(Beginning of Materials provided)

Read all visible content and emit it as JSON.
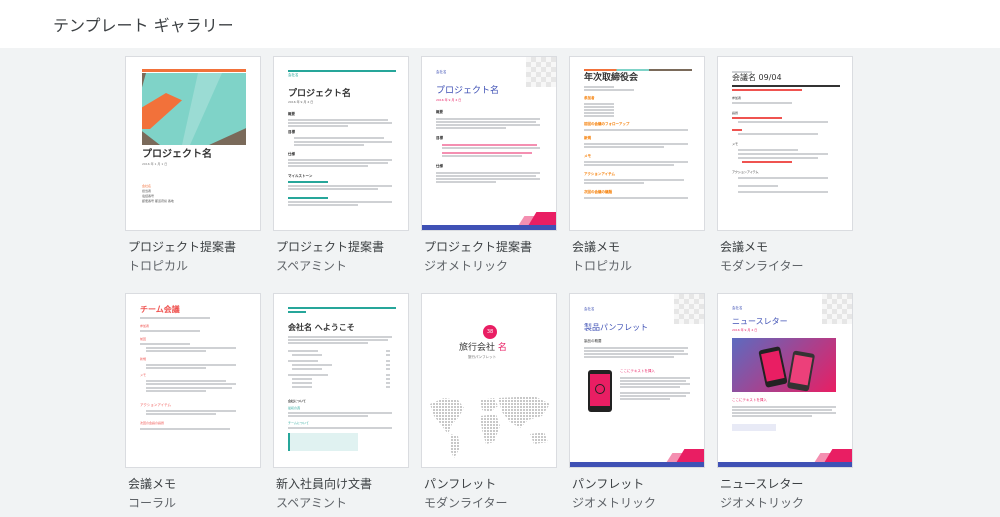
{
  "header": {
    "title": "テンプレート ギャラリー"
  },
  "templates": [
    {
      "name": "プロジェクト提案書",
      "style": "トロピカル",
      "preview": {
        "title": "プロジェクト名",
        "date": "2016 年 1 月 1 日",
        "lines": [
          "会社名",
          "担当者",
          "電話番号",
          "郵便番号 都道府県 番地"
        ]
      }
    },
    {
      "name": "プロジェクト提案書",
      "style": "スペアミント",
      "preview": {
        "company": "会社名",
        "title": "プロジェクト名",
        "date": "2016 年 9 月 4 日",
        "sec1": "概要",
        "sec2": "目標",
        "sec3": "仕様",
        "sec4": "マイルストーン"
      }
    },
    {
      "name": "プロジェクト提案書",
      "style": "ジオメトリック",
      "preview": {
        "company": "会社名",
        "title": "プロジェクト名",
        "date": "2016 年 9 月 4 日",
        "sec1": "概要",
        "sec2": "目標",
        "sec3": "仕様"
      }
    },
    {
      "name": "会議メモ",
      "style": "トロピカル",
      "preview": {
        "title": "年次取締役会",
        "sec1": "参加者",
        "sec2": "前回の会議のフォローアップ",
        "sec3": "新規",
        "sec4": "メモ",
        "sec5": "アクションアイテム",
        "sec6": "次回の会議の議題"
      }
    },
    {
      "name": "会議メモ",
      "style": "モダンライター",
      "preview": {
        "title": "会議名 09/04",
        "sec1": "参加者",
        "sec2": "議題",
        "sec3": "メモ",
        "sec4": "アクションアイテム"
      }
    },
    {
      "name": "会議メモ",
      "style": "コーラル",
      "preview": {
        "title": "チーム会議",
        "sec1": "参加者",
        "sec2": "前回",
        "sec3": "新規",
        "sec4": "メモ",
        "sec5": "アクションアイテム",
        "sec6": "次回の会議の議題"
      }
    },
    {
      "name": "新入社員向け文書",
      "style": "スペアミント",
      "preview": {
        "title": "会社名 へようこそ",
        "sec1": "会社について",
        "sec2": "最初の週",
        "sec3": "チームについて"
      }
    },
    {
      "name": "パンフレット",
      "style": "モダンライター",
      "preview": {
        "logo": "38",
        "title_a": "旅行会社 ",
        "title_b": "名",
        "subtitle": "旅行パンフレット"
      }
    },
    {
      "name": "パンフレット",
      "style": "ジオメトリック",
      "preview": {
        "company": "会社名",
        "title": "製品パンフレット",
        "sec1": "製品の概要",
        "sec2": "ここにテキストを挿入"
      }
    },
    {
      "name": "ニュースレター",
      "style": "ジオメトリック",
      "preview": {
        "company": "会社名",
        "title": "ニュースレター",
        "date": "2016 年 9 月 4 日",
        "sec1": "ここにテキストを挿入"
      }
    }
  ],
  "colors": {
    "tropical_teal": "#7fd3c8",
    "tropical_orange": "#f2713a",
    "tropical_brown": "#7a6a5a",
    "spearmint": "#26a69a",
    "geo_purple": "#3f51b5",
    "geo_pink": "#e91e63",
    "coral": "#ef5350",
    "tropical_accent": "#f57c00"
  }
}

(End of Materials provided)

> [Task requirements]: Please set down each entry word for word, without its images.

> [Completed task]:
Read all visible content and emit it as JSON.
{
  "header": {
    "title": "テンプレート ギャラリー"
  },
  "templates": [
    {
      "name": "プロジェクト提案書",
      "style": "トロピカル",
      "preview": {
        "title": "プロジェクト名",
        "date": "2016 年 1 月 1 日",
        "lines": [
          "会社名",
          "担当者",
          "電話番号",
          "郵便番号 都道府県 番地"
        ]
      }
    },
    {
      "name": "プロジェクト提案書",
      "style": "スペアミント",
      "preview": {
        "company": "会社名",
        "title": "プロジェクト名",
        "date": "2016 年 9 月 4 日",
        "sec1": "概要",
        "sec2": "目標",
        "sec3": "仕様",
        "sec4": "マイルストーン"
      }
    },
    {
      "name": "プロジェクト提案書",
      "style": "ジオメトリック",
      "preview": {
        "company": "会社名",
        "title": "プロジェクト名",
        "date": "2016 年 9 月 4 日",
        "sec1": "概要",
        "sec2": "目標",
        "sec3": "仕様"
      }
    },
    {
      "name": "会議メモ",
      "style": "トロピカル",
      "preview": {
        "title": "年次取締役会",
        "sec1": "参加者",
        "sec2": "前回の会議のフォローアップ",
        "sec3": "新規",
        "sec4": "メモ",
        "sec5": "アクションアイテム",
        "sec6": "次回の会議の議題"
      }
    },
    {
      "name": "会議メモ",
      "style": "モダンライター",
      "preview": {
        "title": "会議名 09/04",
        "sec1": "参加者",
        "sec2": "議題",
        "sec3": "メモ",
        "sec4": "アクションアイテム"
      }
    },
    {
      "name": "会議メモ",
      "style": "コーラル",
      "preview": {
        "title": "チーム会議",
        "sec1": "参加者",
        "sec2": "前回",
        "sec3": "新規",
        "sec4": "メモ",
        "sec5": "アクションアイテム",
        "sec6": "次回の会議の議題"
      }
    },
    {
      "name": "新入社員向け文書",
      "style": "スペアミント",
      "preview": {
        "title": "会社名 へようこそ",
        "sec1": "会社について",
        "sec2": "最初の週",
        "sec3": "チームについて"
      }
    },
    {
      "name": "パンフレット",
      "style": "モダンライター",
      "preview": {
        "logo": "38",
        "title_a": "旅行会社 ",
        "title_b": "名",
        "subtitle": "旅行パンフレット"
      }
    },
    {
      "name": "パンフレット",
      "style": "ジオメトリック",
      "preview": {
        "company": "会社名",
        "title": "製品パンフレット",
        "sec1": "製品の概要",
        "sec2": "ここにテキストを挿入"
      }
    },
    {
      "name": "ニュースレター",
      "style": "ジオメトリック",
      "preview": {
        "company": "会社名",
        "title": "ニュースレター",
        "date": "2016 年 9 月 4 日",
        "sec1": "ここにテキストを挿入"
      }
    }
  ],
  "colors": {
    "tropical_teal": "#7fd3c8",
    "tropical_orange": "#f2713a",
    "tropical_brown": "#7a6a5a",
    "spearmint": "#26a69a",
    "geo_purple": "#3f51b5",
    "geo_pink": "#e91e63",
    "coral": "#ef5350",
    "tropical_accent": "#f57c00"
  }
}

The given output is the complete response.